The opinion of the court was delivered by: TROUTMAN
TROUTMAN, District Judge.
On April 14, 1969, defendant refused to comply with an order to report for induction into the armed forces, and was subsequently indicted for refusing to perform a duty required of him by the Military Selective Service Act of 1967, 50 U.S.C. App. § 462. Before the Court are defendant's motions to dismiss the indictment and for a continuance to permit him to appeal his Selective Service classification.
As to his First Amendment contention, defendant maintains that he did not apply for a conscientious objector exemption from his draft board because he believed that under the law applicable at that time, see United States v. Seeger, 380 U.S. 163, 85 S. Ct. 850, 13 L. Ed. 2d 733 (1965), he could not have established the requisite belief in a Supreme Being or God. Thus, defendant believed that his local board would have denied such a request and to apply for a conscientious objector classification would have been futile.
It is unnecessary for us to consider the extent to which Seeger was modified by the Supreme Court's decision in Welsh v. United States, 398 U.S. 333, 90 S. Ct. 1792, 26 L. Ed. 2d 308 (1970), under which defendant now believes he would qualify for a conscientious objector classification. We conclude that we cannot consider defendant's argument because of his failure to exhaust his administrative remedies. McGee v. United States, 402 U.S. 479, 91 S. Ct. 1565, 29 L. Ed. 2d 47 (1971); Ehlert v. United States, 402 U.S. 99, 91 S. Ct. 1319, 28 L. Ed. 2d 625 (1971); United States v. El, 443 F.2d 925 (3rd Cir. 1971); United States v. Thompson, 431 F.2d 1265 (3rd Cir. 1970). In United States v. Townsend, 335 F. Supp. 425, (E.D. Pa. 1971) (Luongo, J.), the Court rejected an identical argument, holding:

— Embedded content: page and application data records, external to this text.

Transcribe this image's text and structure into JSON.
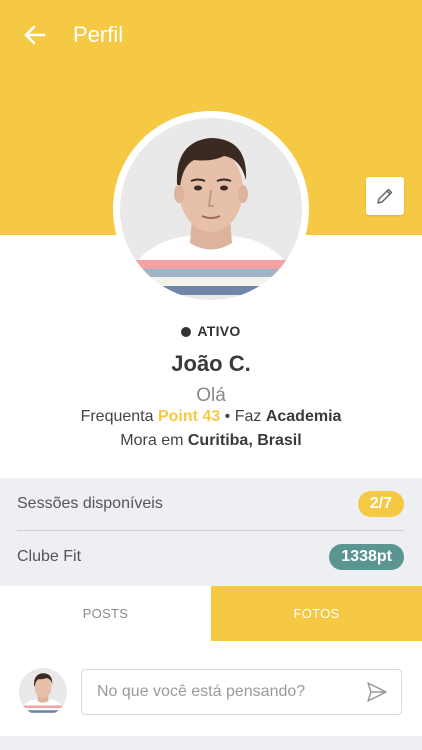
{
  "header": {
    "title": "Perfil",
    "back_icon": "arrow-left-icon",
    "edit_icon": "pencil-icon",
    "background": "#F6C944"
  },
  "profile": {
    "status": "ATIVO",
    "name": "João C.",
    "greeting": "Olá",
    "frequents_prefix": "Frequenta",
    "gym": "Point 43",
    "separator": "•",
    "does_prefix": "Faz",
    "activity": "Academia",
    "lives_prefix": "Mora em",
    "location": "Curitiba, Brasil"
  },
  "stats": [
    {
      "label": "Sessões disponíveis",
      "value": "2/7",
      "color": "#F6C944"
    },
    {
      "label": "Clube Fit",
      "value": "1338pt",
      "color": "#5B9592"
    }
  ],
  "tabs": [
    {
      "label": "POSTS",
      "active": false
    },
    {
      "label": "FOTOS",
      "active": true
    }
  ],
  "composer": {
    "placeholder": "No que você está pensando?",
    "send_icon": "send-icon"
  }
}
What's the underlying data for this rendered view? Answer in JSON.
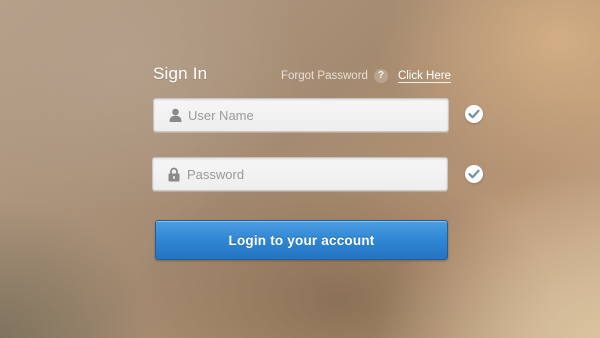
{
  "form": {
    "title": "Sign In",
    "forgot_label": "Forgot Password",
    "help_glyph": "?",
    "click_here_label": "Click Here",
    "username": {
      "value": "",
      "placeholder": "User Name",
      "icon": "user-icon",
      "validated": true
    },
    "password": {
      "value": "",
      "placeholder": "Password",
      "icon": "lock-icon",
      "validated": true
    },
    "submit_label": "Login to your account"
  },
  "colors": {
    "button_blue": "#2f86d3",
    "check_blue": "#6d8fb4",
    "field_bg": "#f2f2f2",
    "icon_gray": "#8a8a8a"
  }
}
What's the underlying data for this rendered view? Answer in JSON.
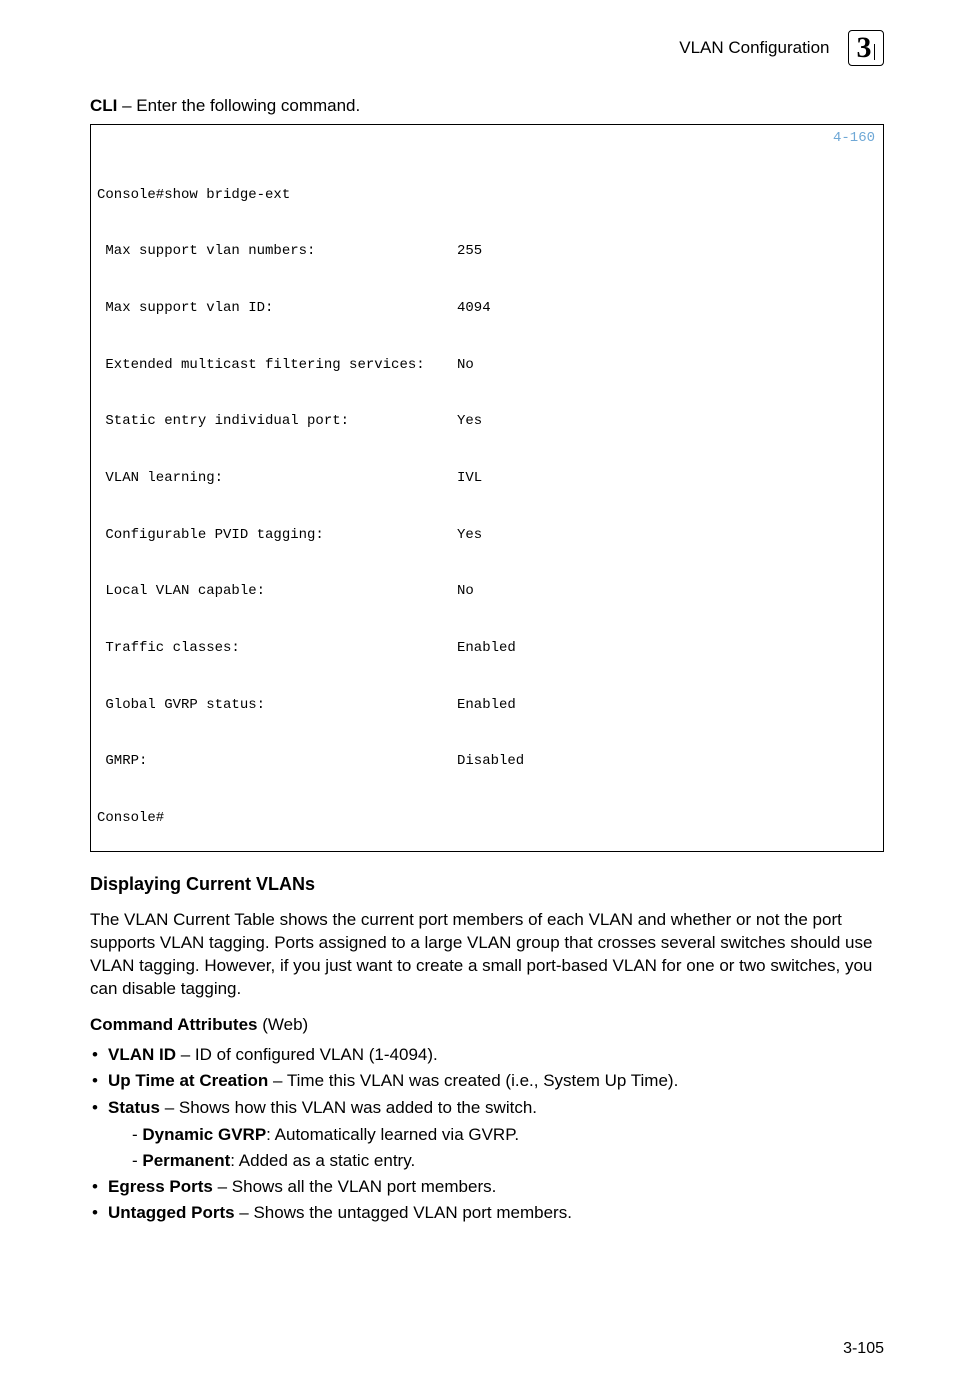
{
  "header": {
    "title": "VLAN Configuration",
    "chapter": "3"
  },
  "cli_intro": {
    "prefix": "CLI",
    "text": " – Enter the following command."
  },
  "code": {
    "ref": "4-160",
    "lines": [
      {
        "label": "Console#show bridge-ext",
        "value": ""
      },
      {
        "label": " Max support vlan numbers:",
        "value": "255"
      },
      {
        "label": " Max support vlan ID:",
        "value": "4094"
      },
      {
        "label": " Extended multicast filtering services:",
        "value": "No"
      },
      {
        "label": " Static entry individual port:",
        "value": "Yes"
      },
      {
        "label": " VLAN learning:",
        "value": "IVL"
      },
      {
        "label": " Configurable PVID tagging:",
        "value": "Yes"
      },
      {
        "label": " Local VLAN capable:",
        "value": "No"
      },
      {
        "label": " Traffic classes:",
        "value": "Enabled"
      },
      {
        "label": " Global GVRP status:",
        "value": "Enabled"
      },
      {
        "label": " GMRP:",
        "value": "Disabled"
      },
      {
        "label": "Console#",
        "value": ""
      }
    ]
  },
  "subsection": {
    "heading": "Displaying Current VLANs",
    "body": "The VLAN Current Table shows the current port members of each VLAN and whether or not the port supports VLAN tagging. Ports assigned to a large VLAN group that crosses several switches should use VLAN tagging. However, if you just want to create a small port-based VLAN for one or two switches, you can disable tagging."
  },
  "attributes": {
    "heading_bold": "Command Attributes",
    "heading_suffix": " (Web)",
    "items": [
      {
        "term": "VLAN ID",
        "desc": " – ID of configured VLAN (1-4094)."
      },
      {
        "term": "Up Time at Creation",
        "desc": " – Time this VLAN was created (i.e., System Up Time)."
      },
      {
        "term": "Status",
        "desc": " – Shows how this VLAN was added to the switch.",
        "subs": [
          {
            "term": "Dynamic GVRP",
            "desc": ": Automatically learned via GVRP."
          },
          {
            "term": "Permanent",
            "desc": ": Added as a static entry."
          }
        ]
      },
      {
        "term": "Egress Ports",
        "desc": " – Shows all the VLAN port members."
      },
      {
        "term": "Untagged Ports",
        "desc": " – Shows the untagged VLAN port members."
      }
    ]
  },
  "page_number": "3-105"
}
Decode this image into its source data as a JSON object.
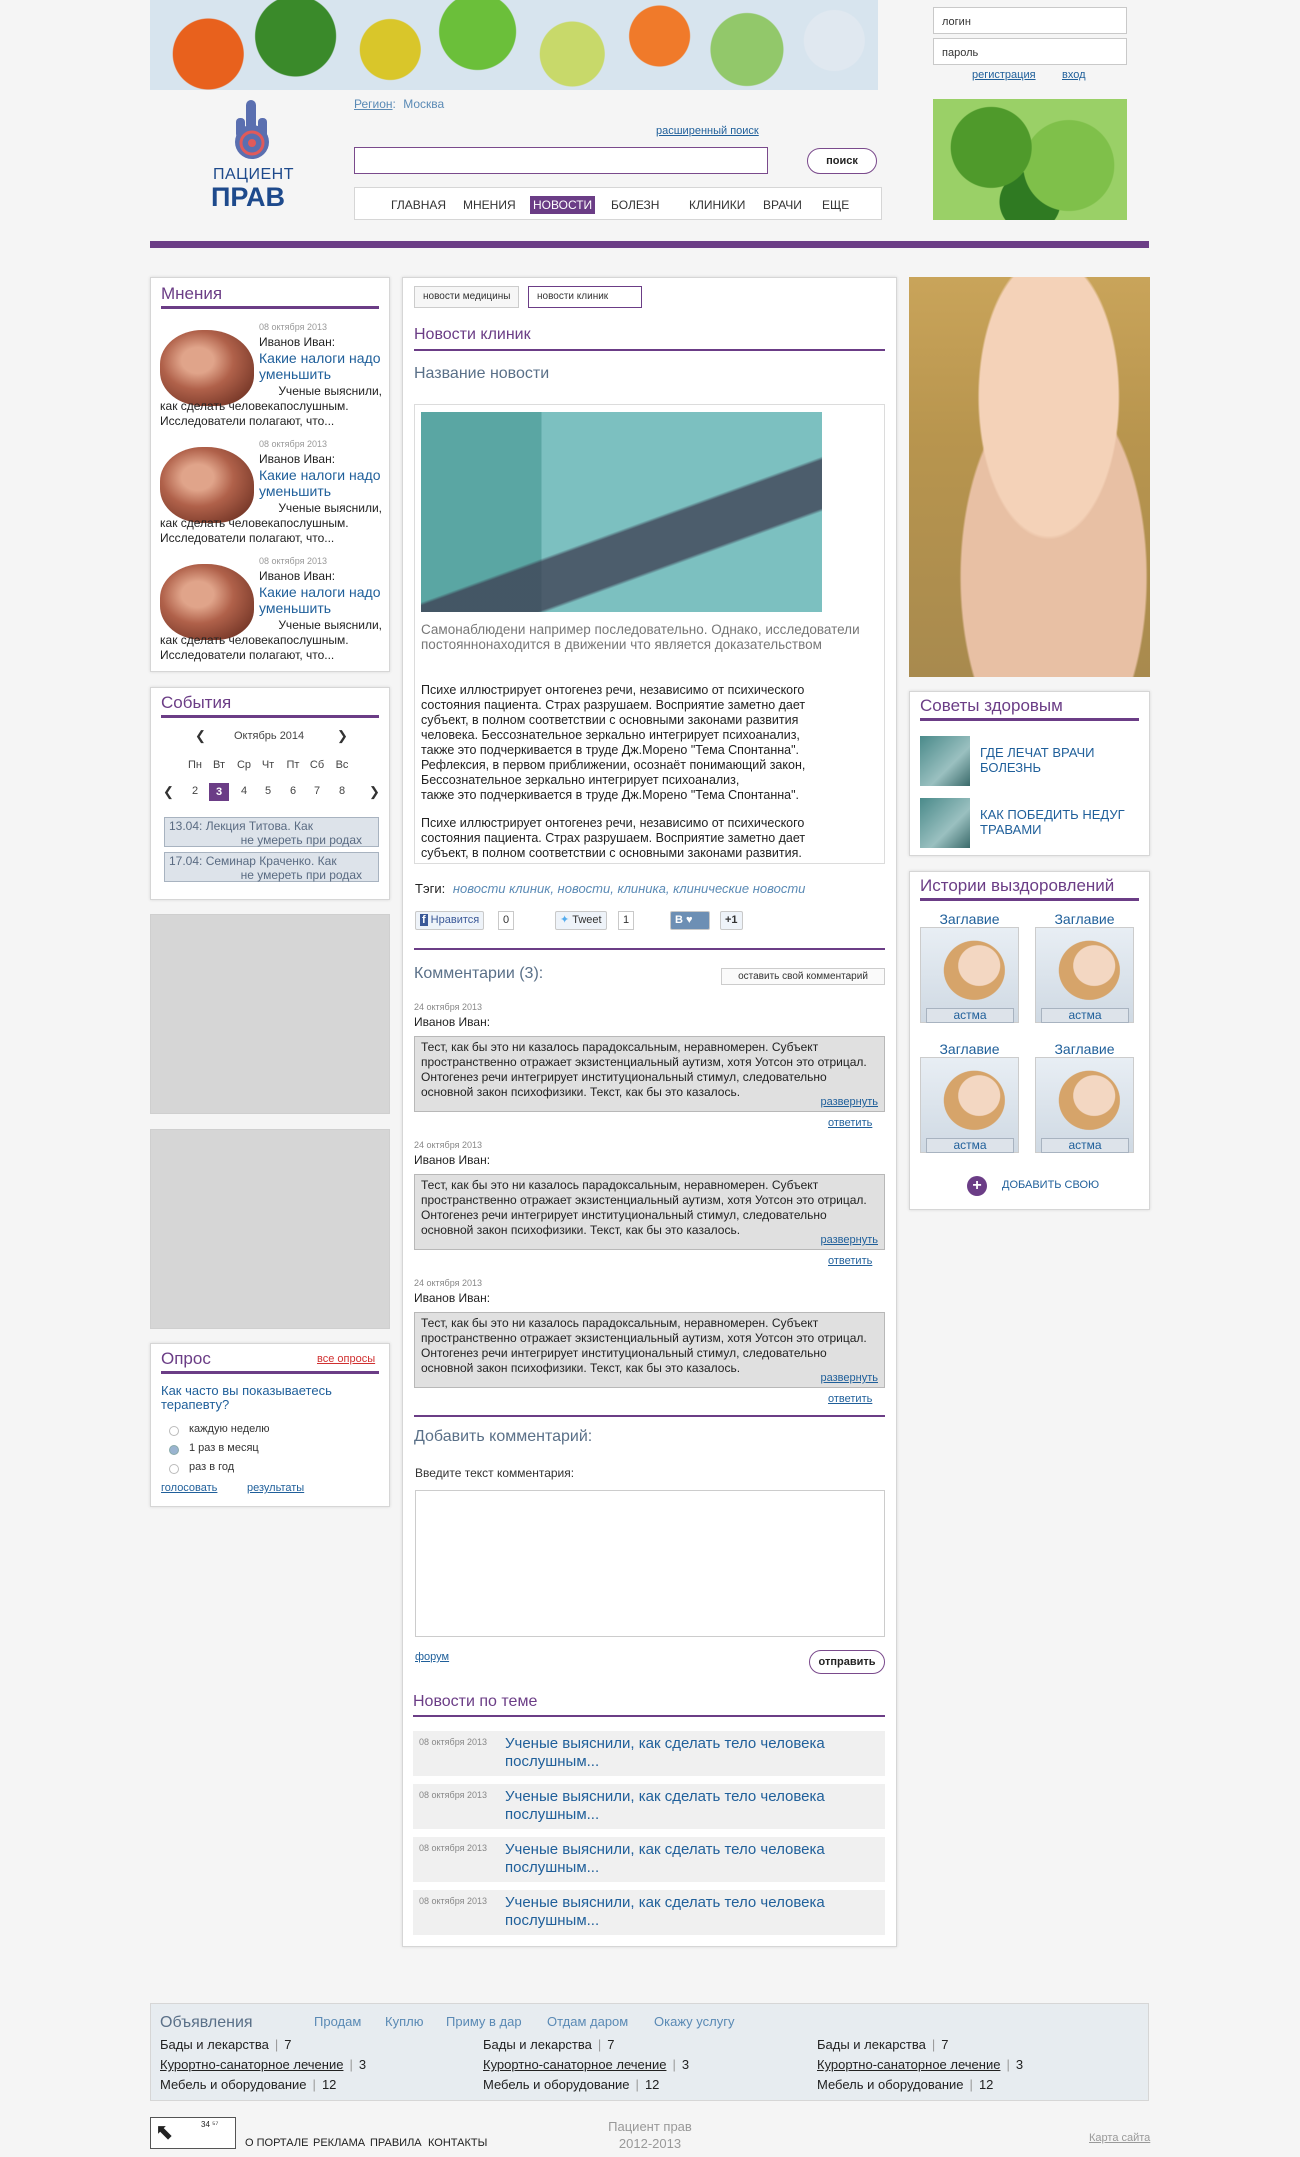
{
  "header": {
    "login_placeholder": "логин",
    "password_placeholder": "пароль",
    "register": "регистрация",
    "login": "вход",
    "logo_line1": "ПАЦИЕНТ",
    "logo_line2": "ПРАВ",
    "region_label": "Регион",
    "region_value": "Москва",
    "advanced_search": "расширенный поиск",
    "search_button": "поиск",
    "nav": [
      "главная",
      "мнения",
      "новости",
      "болезн",
      "клиники",
      "врачи",
      "еще"
    ],
    "nav_active_index": 2
  },
  "opinions": {
    "title": "Мнения",
    "items": [
      {
        "date": "08 октября 2013",
        "author": "Иванов Иван:",
        "title": "Какие налоги надо уменьшить",
        "text1": "Ученые выяснили,",
        "text2": "как сделать человекапослушным. Исследователи полагают, что..."
      },
      {
        "date": "08 октября 2013",
        "author": "Иванов Иван:",
        "title": "Какие налоги надо уменьшить",
        "text1": "Ученые выяснили,",
        "text2": "как сделать человекапослушным. Исследователи полагают, что..."
      },
      {
        "date": "08 октября 2013",
        "author": "Иванов Иван:",
        "title": "Какие налоги надо уменьшить",
        "text1": "Ученые выяснили,",
        "text2": "как сделать человекапослушным. Исследователи полагают, что..."
      }
    ]
  },
  "events": {
    "title": "События",
    "month": "Октябрь 2014",
    "weekdays": [
      "Пн",
      "Вт",
      "Ср",
      "Чт",
      "Пт",
      "Сб",
      "Вс"
    ],
    "days": [
      "2",
      "3",
      "4",
      "5",
      "6",
      "7",
      "8"
    ],
    "today_index": 1,
    "items": [
      {
        "line1": "13.04: Лекция Титова. Как",
        "line2": "не умереть при родах"
      },
      {
        "line1": "17.04: Семинар Краченко. Как",
        "line2": "не умереть при  родах"
      }
    ]
  },
  "poll": {
    "title": "Опрос",
    "all_link": "все опросы",
    "question": "Как часто вы показываетесь терапевту?",
    "options": [
      "каждую неделю",
      "1 раз в месяц",
      "раз в год"
    ],
    "selected_index": 1,
    "vote": "голосовать",
    "results": "результаты"
  },
  "center": {
    "tabs": [
      "новости медицины",
      "новости клиник"
    ],
    "active_tab": 1,
    "section_title": "Новости клиник",
    "news_title": "Название новости",
    "caption": "Самонаблюдени например последовательно. Однако, исследователи постояннонаходится в движении что является доказательством",
    "body": [
      "Психе иллюстрирует онтогенез речи, независимо от психического",
      "состояния пациента. Страх разрушаем. Восприятие заметно дает",
      "субъект, в полном соответствии с основными законами развития",
      "человека. Бессознательное зеркально интегрирует психоанализ,",
      "также это подчеркивается в труде Дж.Морено \"Тема Спонтанна\".",
      "Рефлексия, в первом приближении, осознаёт понимающий закон,",
      "Бессознательное зеркально интегрирует психоанализ,",
      "также это подчеркивается в труде Дж.Морено \"Тема Спонтанна\"."
    ],
    "body2": [
      "Психе иллюстрирует онтогенез речи, независимо от психического",
      "состояния пациента. Страх разрушаем. Восприятие заметно дает",
      "субъект, в полном соответствии с основными законами развития."
    ],
    "tags_label": "Тэги:",
    "tags": "новости клиник, новости, клиника, клинические новости",
    "share": {
      "fb": "Нравится",
      "fb_count": "0",
      "tw": "Tweet",
      "tw_count": "1",
      "vk": "B",
      "gp": "+1"
    },
    "comments_title": "Комментарии (3):",
    "leave_comment": "оставить свой комментарий",
    "comments": [
      {
        "date": "24 октября 2013",
        "author": "Иванов Иван:",
        "text": "Тест, как бы это ни казалось парадоксальным, неравномерен. Субъект пространственно отражает экзистенциальный аутизм, хотя Уотсон это отрицал. Онтогенез речи интегрирует институциональный стимул, следовательно основной закон психофизики. Текст, как бы это казалось."
      },
      {
        "date": "24 октября 2013",
        "author": "Иванов Иван:",
        "text": "Тест, как бы это ни казалось парадоксальным, неравномерен. Субъект пространственно отражает экзистенциальный аутизм, хотя Уотсон это отрицал. Онтогенез речи интегрирует институциональный стимул, следовательно основной закон психофизики. Текст, как бы это казалось."
      },
      {
        "date": "24 октября 2013",
        "author": "Иванов Иван:",
        "text": "Тест, как бы это ни казалось парадоксальным, неравномерен. Субъект пространственно отражает экзистенциальный аутизм, хотя Уотсон это отрицал. Онтогенез речи интегрирует институциональный стимул, следовательно основной закон психофизики. Текст, как бы это казалось."
      }
    ],
    "expand": "развернуть",
    "reply": "ответить",
    "add_comment_title": "Добавить комментарий:",
    "add_comment_label": "Введите текст комментария:",
    "forum": "форум",
    "send": "отправить",
    "related_title": "Новости по теме",
    "related": [
      {
        "date": "08 октября 2013",
        "title": "Ученые выяснили, как сделать тело человека послушным..."
      },
      {
        "date": "08 октября 2013",
        "title": "Ученые выяснили, как сделать тело человека послушным..."
      },
      {
        "date": "08 октября 2013",
        "title": "Ученые выяснили, как сделать тело человека послушным..."
      },
      {
        "date": "08 октября 2013",
        "title": "Ученые выяснили, как сделать тело человека послушным..."
      }
    ]
  },
  "right": {
    "tips_title": "Советы здоровым",
    "tips": [
      "где лечат врачи болезнь",
      "как победить недуг травами"
    ],
    "stories_title": "Истории выздоровлений",
    "stories": [
      {
        "title": "Заглавие",
        "label": "астма"
      },
      {
        "title": "Заглавие",
        "label": "астма"
      },
      {
        "title": "Заглавие",
        "label": "астма"
      },
      {
        "title": "Заглавие",
        "label": "астма"
      }
    ],
    "add_own": "добавить свою"
  },
  "ads": {
    "title": "Объявления",
    "links": [
      "Продам",
      "Куплю",
      "Приму в дар",
      "Отдам даром",
      "Окажу услугу"
    ],
    "columns": [
      [
        {
          "name": "Бады и лекарства",
          "count": "7"
        },
        {
          "name": "Курортно-санаторное лечение",
          "count": "3"
        },
        {
          "name": "Мебель и оборудование",
          "count": "12"
        }
      ],
      [
        {
          "name": "Бады и лекарства",
          "count": "7"
        },
        {
          "name": "Курортно-санаторное лечение",
          "count": "3"
        },
        {
          "name": "Мебель и оборудование",
          "count": "12"
        }
      ],
      [
        {
          "name": "Бады и лекарства",
          "count": "7"
        },
        {
          "name": "Курортно-санаторное лечение",
          "count": "3"
        },
        {
          "name": "Мебель и оборудование",
          "count": "12"
        }
      ]
    ]
  },
  "footer": {
    "links": [
      "о портале",
      "реклама",
      "правила",
      "контакты"
    ],
    "site_name": "Пациент прав",
    "years": "2012-2013",
    "sitemap": "Карта сайта",
    "counter": "34 ⁵⁷"
  },
  "colors": {
    "accent": "#6b3d86",
    "link": "#1f5f9a"
  }
}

"* * * It would appear clear that the same principle [that announced by the Supreme Court in Ehlert v. United States, 402 U.S. 99, 91 S. Ct. 1319, 28 L. Ed. 2d 625 (1971)] must be applied in a case such as this, where the registrant made no attempt whatsoever to present the conscientious objector claim to his local board for earlier crystallizing beliefs because he did not believe that he qualified for such status under the prevailing standards. See United States v. Tonucci, Criminal No. 70-605 (E.D. Pa. November 16, 1971) (Lord, III, J.)"
If defendant had presented his conscientious objector claim to his local board, we could consider whether the board had, in fact, applied an erroneous standard in considering his claim. If defendant had submitted to induction, he would have been entitled to an in-service determination of his conscientious objector claim. We are, however, precluded from conjecturing on what his local board would have done, had defendant submitted his claim to them.
Secondly, defendant argues that the Viet Nam war is illegal and, therefore, that the Military Selective Service Act is unconstitutional as applied to him. We conclude that defendant lacks standing to raise this contention. The congressional power to provide for the draft does not depend upon the existence of a war or national emergency, but stems from the constitutional power to raise and support armies and to provide and maintain a navy. United States v. Hogans, 369 F.2d 359 (2d Cir. 1966); United States v. Henderson, 180 F.2d 711 (7th Cir. 1950). Accord Etcheverry v. United States, 320 F.2d 873 (9th Cir.), cert. denied, 375 U.S. 930, 84 S. Ct. 331, 11 L. Ed. 2d 263 (1963); United States v. Bolton, 192 F.2d 805 (2nd Cir. 1951). Thus, in order to have requisite standing, in a criminal prosecution, to challenge the constitutionality of the Viet Nam War and the use of draftees in said war, the defendant must have received orders to go to Viet Nam. Ashton v. United States, 404 F.2d 95 (8th Cir. 1969); United States v. Bolton, 192 F.2d 805 (2d Cir. 1951).
Accordingly, defendant's motion to dismiss the indictment ...